Task to complete:
Read through the records. Copy each line that has the word "desktop".

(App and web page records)
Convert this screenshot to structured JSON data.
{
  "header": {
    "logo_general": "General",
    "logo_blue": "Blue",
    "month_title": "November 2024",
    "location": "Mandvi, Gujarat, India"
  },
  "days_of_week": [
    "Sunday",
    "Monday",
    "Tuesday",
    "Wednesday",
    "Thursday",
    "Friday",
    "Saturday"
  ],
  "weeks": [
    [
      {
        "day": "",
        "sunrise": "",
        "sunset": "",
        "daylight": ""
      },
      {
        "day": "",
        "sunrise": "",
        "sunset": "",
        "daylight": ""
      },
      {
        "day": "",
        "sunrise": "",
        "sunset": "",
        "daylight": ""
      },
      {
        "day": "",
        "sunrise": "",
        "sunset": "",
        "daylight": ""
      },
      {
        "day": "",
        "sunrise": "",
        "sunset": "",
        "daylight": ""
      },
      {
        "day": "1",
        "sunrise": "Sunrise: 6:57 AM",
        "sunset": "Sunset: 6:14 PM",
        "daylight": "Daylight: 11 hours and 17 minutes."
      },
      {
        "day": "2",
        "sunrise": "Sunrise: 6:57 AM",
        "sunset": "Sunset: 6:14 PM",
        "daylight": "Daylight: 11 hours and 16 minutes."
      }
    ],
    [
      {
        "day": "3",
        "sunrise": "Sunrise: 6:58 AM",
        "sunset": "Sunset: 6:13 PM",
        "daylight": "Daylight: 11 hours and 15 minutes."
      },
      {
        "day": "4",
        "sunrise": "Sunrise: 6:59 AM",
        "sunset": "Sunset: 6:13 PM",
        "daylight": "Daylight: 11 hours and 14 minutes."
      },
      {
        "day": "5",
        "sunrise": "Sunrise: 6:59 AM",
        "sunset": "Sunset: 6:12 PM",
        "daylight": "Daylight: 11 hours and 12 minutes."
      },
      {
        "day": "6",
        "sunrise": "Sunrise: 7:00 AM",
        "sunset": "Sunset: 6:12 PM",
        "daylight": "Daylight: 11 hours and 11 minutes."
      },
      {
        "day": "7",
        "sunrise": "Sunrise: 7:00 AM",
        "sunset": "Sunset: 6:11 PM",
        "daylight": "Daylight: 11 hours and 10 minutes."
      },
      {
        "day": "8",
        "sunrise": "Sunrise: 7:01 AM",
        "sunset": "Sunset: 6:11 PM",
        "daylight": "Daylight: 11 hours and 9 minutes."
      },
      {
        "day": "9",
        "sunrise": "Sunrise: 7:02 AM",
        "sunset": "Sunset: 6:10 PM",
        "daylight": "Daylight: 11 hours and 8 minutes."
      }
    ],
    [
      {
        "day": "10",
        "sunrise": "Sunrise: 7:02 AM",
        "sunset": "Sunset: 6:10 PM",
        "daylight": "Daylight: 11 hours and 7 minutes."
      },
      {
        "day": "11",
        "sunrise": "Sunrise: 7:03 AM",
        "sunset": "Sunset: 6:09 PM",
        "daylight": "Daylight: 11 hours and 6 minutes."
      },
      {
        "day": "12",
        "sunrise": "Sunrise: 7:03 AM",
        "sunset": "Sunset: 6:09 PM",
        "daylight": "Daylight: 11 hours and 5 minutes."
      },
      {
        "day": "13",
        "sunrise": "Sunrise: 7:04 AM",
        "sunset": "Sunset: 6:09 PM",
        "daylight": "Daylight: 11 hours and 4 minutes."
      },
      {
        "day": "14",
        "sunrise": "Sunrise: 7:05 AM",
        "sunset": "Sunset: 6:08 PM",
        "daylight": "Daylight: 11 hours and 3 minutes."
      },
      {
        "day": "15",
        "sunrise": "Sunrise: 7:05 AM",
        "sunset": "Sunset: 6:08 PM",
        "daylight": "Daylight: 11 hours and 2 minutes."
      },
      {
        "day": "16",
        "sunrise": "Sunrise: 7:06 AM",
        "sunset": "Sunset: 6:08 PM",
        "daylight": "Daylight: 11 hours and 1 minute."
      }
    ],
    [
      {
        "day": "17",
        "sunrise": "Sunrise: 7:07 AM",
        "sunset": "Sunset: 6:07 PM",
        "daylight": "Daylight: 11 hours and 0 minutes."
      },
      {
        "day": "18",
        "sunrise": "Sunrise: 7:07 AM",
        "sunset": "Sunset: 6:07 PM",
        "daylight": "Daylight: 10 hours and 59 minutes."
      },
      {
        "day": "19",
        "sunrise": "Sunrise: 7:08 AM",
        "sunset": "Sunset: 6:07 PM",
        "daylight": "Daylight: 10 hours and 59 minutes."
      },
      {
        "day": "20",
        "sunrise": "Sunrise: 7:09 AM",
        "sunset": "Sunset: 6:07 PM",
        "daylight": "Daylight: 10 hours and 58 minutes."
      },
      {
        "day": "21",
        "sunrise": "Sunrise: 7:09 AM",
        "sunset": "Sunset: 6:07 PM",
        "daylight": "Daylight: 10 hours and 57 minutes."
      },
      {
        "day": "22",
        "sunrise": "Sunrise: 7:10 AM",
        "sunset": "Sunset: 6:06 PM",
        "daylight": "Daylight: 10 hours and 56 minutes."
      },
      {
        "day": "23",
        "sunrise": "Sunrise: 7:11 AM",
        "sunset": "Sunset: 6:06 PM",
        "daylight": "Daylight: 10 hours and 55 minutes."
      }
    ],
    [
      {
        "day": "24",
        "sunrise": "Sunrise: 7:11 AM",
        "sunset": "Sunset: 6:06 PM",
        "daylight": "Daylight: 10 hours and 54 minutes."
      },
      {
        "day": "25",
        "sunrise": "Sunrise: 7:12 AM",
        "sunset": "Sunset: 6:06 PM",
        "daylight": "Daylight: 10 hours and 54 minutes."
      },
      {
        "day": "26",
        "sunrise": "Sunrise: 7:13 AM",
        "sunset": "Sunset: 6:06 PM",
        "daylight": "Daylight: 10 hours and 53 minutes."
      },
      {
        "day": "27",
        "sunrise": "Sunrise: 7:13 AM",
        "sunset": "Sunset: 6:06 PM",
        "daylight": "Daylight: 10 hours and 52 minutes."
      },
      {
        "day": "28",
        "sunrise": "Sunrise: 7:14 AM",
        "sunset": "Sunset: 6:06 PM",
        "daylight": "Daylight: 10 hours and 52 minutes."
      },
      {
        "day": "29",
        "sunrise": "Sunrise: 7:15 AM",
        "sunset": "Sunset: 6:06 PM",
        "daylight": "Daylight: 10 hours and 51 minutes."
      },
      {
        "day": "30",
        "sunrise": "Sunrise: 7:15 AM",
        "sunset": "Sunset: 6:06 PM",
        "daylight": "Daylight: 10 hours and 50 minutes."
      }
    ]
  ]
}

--

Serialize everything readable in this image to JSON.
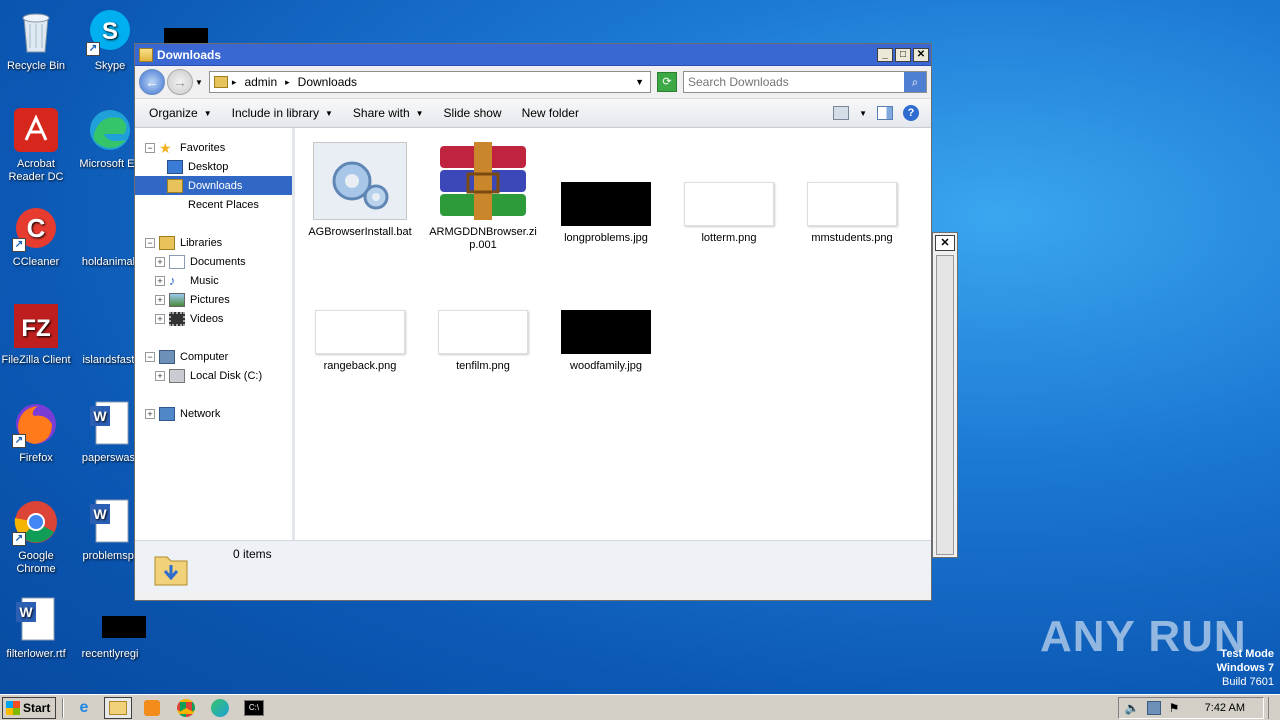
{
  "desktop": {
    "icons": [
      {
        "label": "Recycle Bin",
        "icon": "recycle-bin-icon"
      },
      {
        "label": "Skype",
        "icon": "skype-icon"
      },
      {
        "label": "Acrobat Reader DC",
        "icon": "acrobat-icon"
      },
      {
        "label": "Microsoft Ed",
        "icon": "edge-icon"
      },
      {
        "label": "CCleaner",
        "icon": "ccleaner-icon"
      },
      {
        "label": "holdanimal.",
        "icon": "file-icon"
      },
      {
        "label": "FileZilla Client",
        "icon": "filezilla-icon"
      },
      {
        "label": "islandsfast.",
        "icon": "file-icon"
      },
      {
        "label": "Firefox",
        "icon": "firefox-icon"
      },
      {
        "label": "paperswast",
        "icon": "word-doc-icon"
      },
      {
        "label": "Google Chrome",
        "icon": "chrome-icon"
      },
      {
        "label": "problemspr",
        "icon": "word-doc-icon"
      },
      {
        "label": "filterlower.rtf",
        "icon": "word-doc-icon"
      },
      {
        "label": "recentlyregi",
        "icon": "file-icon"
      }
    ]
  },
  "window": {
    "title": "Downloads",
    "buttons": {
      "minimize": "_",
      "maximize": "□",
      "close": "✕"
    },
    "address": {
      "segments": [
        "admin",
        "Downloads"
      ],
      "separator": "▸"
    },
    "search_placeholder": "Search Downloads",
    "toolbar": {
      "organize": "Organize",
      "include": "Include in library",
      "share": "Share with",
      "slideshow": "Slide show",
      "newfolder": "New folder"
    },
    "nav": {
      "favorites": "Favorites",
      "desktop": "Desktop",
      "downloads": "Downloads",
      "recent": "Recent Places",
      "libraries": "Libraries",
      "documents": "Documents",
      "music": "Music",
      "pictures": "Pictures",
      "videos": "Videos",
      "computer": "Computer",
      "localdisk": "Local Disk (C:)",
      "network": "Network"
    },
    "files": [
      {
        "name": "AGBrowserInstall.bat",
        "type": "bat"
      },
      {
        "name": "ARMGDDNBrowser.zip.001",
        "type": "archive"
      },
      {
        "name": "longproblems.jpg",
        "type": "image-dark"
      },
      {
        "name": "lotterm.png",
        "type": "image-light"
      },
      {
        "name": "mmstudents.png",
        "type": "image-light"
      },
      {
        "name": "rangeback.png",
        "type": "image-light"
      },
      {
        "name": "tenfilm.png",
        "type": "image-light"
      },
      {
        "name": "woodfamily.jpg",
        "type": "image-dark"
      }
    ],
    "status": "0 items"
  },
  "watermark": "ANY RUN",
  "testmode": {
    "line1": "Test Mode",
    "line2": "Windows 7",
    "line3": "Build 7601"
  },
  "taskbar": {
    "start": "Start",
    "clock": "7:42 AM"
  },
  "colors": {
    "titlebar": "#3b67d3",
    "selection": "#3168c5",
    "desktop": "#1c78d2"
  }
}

Written answer:
  "desktop": {
      "desktop": "Desktop",
    "desktop": "#1c78d2"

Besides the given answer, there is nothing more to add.